Exercise aim: The complete listing, repeated precisely, must form the answer.

Data shown:

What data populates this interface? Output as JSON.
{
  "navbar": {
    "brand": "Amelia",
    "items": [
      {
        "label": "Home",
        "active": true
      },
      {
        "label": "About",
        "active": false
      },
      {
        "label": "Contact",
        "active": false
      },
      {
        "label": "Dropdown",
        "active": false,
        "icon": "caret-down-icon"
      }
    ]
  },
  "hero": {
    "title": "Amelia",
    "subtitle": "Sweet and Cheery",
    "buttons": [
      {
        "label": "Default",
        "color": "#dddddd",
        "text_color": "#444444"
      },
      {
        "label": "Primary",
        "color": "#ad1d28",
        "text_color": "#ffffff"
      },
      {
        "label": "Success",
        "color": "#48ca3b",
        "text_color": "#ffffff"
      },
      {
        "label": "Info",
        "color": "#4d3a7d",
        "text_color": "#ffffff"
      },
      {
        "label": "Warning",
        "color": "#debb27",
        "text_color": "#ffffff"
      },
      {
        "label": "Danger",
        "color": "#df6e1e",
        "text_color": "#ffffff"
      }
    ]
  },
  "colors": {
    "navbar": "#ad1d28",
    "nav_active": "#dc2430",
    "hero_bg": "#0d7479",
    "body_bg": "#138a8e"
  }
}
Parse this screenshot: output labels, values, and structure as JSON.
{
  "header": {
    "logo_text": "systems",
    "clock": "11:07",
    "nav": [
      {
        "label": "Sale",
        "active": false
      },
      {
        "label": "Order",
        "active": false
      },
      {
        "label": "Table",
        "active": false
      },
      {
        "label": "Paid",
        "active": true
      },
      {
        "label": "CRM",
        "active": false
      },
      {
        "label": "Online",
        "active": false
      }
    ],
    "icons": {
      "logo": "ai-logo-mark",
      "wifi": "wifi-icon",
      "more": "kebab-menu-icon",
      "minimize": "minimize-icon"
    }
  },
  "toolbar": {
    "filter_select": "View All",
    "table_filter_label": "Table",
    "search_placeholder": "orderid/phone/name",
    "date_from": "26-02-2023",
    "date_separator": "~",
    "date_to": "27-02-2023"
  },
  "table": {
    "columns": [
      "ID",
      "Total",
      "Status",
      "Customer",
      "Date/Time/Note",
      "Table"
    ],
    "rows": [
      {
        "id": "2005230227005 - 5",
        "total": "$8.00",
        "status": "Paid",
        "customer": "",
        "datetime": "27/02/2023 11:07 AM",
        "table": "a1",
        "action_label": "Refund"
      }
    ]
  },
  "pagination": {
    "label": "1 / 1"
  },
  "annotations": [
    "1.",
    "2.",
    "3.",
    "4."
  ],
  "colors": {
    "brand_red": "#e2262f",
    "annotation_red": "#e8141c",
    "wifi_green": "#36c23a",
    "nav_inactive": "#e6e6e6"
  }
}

Solution:
What data populates this interface? Output as JSON.
{
  "navbar": {
    "brand": "Amelia",
    "items": [
      {
        "label": "Home",
        "active": true
      },
      {
        "label": "About",
        "active": false
      },
      {
        "label": "Contact",
        "active": false
      },
      {
        "label": "Dropdown",
        "active": false,
        "icon": "caret-down-icon"
      }
    ]
  },
  "hero": {
    "title": "Amelia",
    "subtitle": "Sweet and Cheery",
    "buttons": [
      {
        "label": "Default",
        "color": "#dddddd",
        "text_color": "#444444"
      },
      {
        "label": "Primary",
        "color": "#ad1d28",
        "text_color": "#ffffff"
      },
      {
        "label": "Success",
        "color": "#48ca3b",
        "text_color": "#ffffff"
      },
      {
        "label": "Info",
        "color": "#4d3a7d",
        "text_color": "#ffffff"
      },
      {
        "label": "Warning",
        "color": "#debb27",
        "text_color": "#ffffff"
      },
      {
        "label": "Danger",
        "color": "#df6e1e",
        "text_color": "#ffffff"
      }
    ]
  },
  "colors": {
    "navbar": "#ad1d28",
    "nav_active": "#dc2430",
    "hero_bg": "#0d7479",
    "body_bg": "#138a8e"
  }
}
Parse this screenshot: output labels, values, and structure as JSON.
{
  "header": {
    "logo_text": "systems",
    "clock": "11:07",
    "nav": [
      {
        "label": "Sale",
        "active": false
      },
      {
        "label": "Order",
        "active": false
      },
      {
        "label": "Table",
        "active": false
      },
      {
        "label": "Paid",
        "active": true
      },
      {
        "label": "CRM",
        "active": false
      },
      {
        "label": "Online",
        "active": false
      }
    ],
    "icons": {
      "logo": "ai-logo-mark",
      "wifi": "wifi-icon",
      "more": "kebab-menu-icon",
      "minimize": "minimize-icon"
    }
  },
  "toolbar": {
    "filter_select": "View All",
    "table_filter_label": "Table",
    "search_placeholder": "orderid/phone/name",
    "date_from": "26-02-2023",
    "date_separator": "~",
    "date_to": "27-02-2023"
  },
  "table": {
    "columns": [
      "ID",
      "Total",
      "Status",
      "Customer",
      "Date/Time/Note",
      "Table"
    ],
    "rows": [
      {
        "id": "2005230227005 - 5",
        "total": "$8.00",
        "status": "Paid",
        "customer": "",
        "datetime": "27/02/2023 11:07 AM",
        "table": "a1",
        "action_label": "Refund"
      }
    ]
  },
  "pagination": {
    "label": "1 / 1"
  },
  "annotations": [
    "1.",
    "2.",
    "3.",
    "4."
  ],
  "colors": {
    "brand_red": "#e2262f",
    "annotation_red": "#e8141c",
    "wifi_green": "#36c23a",
    "nav_inactive": "#e6e6e6"
  }
}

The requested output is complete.